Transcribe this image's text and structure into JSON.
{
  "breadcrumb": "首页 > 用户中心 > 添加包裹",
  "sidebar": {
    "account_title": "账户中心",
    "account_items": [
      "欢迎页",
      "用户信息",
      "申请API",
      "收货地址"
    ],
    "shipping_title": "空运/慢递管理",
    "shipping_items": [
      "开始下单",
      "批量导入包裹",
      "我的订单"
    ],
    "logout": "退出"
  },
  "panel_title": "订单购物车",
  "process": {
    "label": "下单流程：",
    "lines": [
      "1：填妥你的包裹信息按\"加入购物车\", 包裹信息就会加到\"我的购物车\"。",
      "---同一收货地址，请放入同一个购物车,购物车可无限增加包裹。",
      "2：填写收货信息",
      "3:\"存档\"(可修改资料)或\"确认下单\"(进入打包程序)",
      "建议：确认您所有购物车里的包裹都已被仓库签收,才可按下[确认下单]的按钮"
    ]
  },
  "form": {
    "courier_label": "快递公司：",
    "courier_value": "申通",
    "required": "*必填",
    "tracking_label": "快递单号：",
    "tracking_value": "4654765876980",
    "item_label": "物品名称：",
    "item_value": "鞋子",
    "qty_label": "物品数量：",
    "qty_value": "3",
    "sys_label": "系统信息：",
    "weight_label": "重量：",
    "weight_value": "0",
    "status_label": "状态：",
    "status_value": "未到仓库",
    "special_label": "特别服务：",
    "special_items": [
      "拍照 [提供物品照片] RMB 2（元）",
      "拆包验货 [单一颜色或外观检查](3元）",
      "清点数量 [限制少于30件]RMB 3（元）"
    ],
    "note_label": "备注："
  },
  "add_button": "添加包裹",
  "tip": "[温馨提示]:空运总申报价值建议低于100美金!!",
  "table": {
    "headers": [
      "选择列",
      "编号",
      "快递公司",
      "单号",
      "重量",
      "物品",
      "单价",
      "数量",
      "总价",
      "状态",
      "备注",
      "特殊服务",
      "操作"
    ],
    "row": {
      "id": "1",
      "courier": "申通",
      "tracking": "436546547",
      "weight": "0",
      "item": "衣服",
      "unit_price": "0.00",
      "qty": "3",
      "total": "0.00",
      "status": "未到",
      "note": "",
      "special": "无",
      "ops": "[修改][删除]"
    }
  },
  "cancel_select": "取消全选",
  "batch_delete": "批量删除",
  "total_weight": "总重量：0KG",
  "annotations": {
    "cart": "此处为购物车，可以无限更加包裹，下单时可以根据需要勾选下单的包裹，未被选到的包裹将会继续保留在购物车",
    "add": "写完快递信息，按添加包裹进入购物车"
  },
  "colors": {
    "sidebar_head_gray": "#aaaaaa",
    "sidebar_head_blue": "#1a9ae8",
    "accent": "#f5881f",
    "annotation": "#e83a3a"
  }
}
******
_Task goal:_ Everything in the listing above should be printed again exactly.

_Result of this task:_
Transcribe this image's text and structure into JSON.
{
  "breadcrumb": "首页 > 用户中心 > 添加包裹",
  "sidebar": {
    "account_title": "账户中心",
    "account_items": [
      "欢迎页",
      "用户信息",
      "申请API",
      "收货地址"
    ],
    "shipping_title": "空运/慢递管理",
    "shipping_items": [
      "开始下单",
      "批量导入包裹",
      "我的订单"
    ],
    "logout": "退出"
  },
  "panel_title": "订单购物车",
  "process": {
    "label": "下单流程：",
    "lines": [
      "1：填妥你的包裹信息按\"加入购物车\", 包裹信息就会加到\"我的购物车\"。",
      "---同一收货地址，请放入同一个购物车,购物车可无限增加包裹。",
      "2：填写收货信息",
      "3:\"存档\"(可修改资料)或\"确认下单\"(进入打包程序)",
      "建议：确认您所有购物车里的包裹都已被仓库签收,才可按下[确认下单]的按钮"
    ]
  },
  "form": {
    "courier_label": "快递公司：",
    "courier_value": "申通",
    "required": "*必填",
    "tracking_label": "快递单号：",
    "tracking_value": "4654765876980",
    "item_label": "物品名称：",
    "item_value": "鞋子",
    "qty_label": "物品数量：",
    "qty_value": "3",
    "sys_label": "系统信息：",
    "weight_label": "重量：",
    "weight_value": "0",
    "status_label": "状态：",
    "status_value": "未到仓库",
    "special_label": "特别服务：",
    "special_items": [
      "拍照 [提供物品照片] RMB 2（元）",
      "拆包验货 [单一颜色或外观检查](3元）",
      "清点数量 [限制少于30件]RMB 3（元）"
    ],
    "note_label": "备注："
  },
  "add_button": "添加包裹",
  "tip": "[温馨提示]:空运总申报价值建议低于100美金!!",
  "table": {
    "headers": [
      "选择列",
      "编号",
      "快递公司",
      "单号",
      "重量",
      "物品",
      "单价",
      "数量",
      "总价",
      "状态",
      "备注",
      "特殊服务",
      "操作"
    ],
    "row": {
      "id": "1",
      "courier": "申通",
      "tracking": "436546547",
      "weight": "0",
      "item": "衣服",
      "unit_price": "0.00",
      "qty": "3",
      "total": "0.00",
      "status": "未到",
      "note": "",
      "special": "无",
      "ops": "[修改][删除]"
    }
  },
  "cancel_select": "取消全选",
  "batch_delete": "批量删除",
  "total_weight": "总重量：0KG",
  "annotations": {
    "cart": "此处为购物车，可以无限更加包裹，下单时可以根据需要勾选下单的包裹，未被选到的包裹将会继续保留在购物车",
    "add": "写完快递信息，按添加包裹进入购物车"
  },
  "colors": {
    "sidebar_head_gray": "#aaaaaa",
    "sidebar_head_blue": "#1a9ae8",
    "accent": "#f5881f",
    "annotation": "#e83a3a"
  }
}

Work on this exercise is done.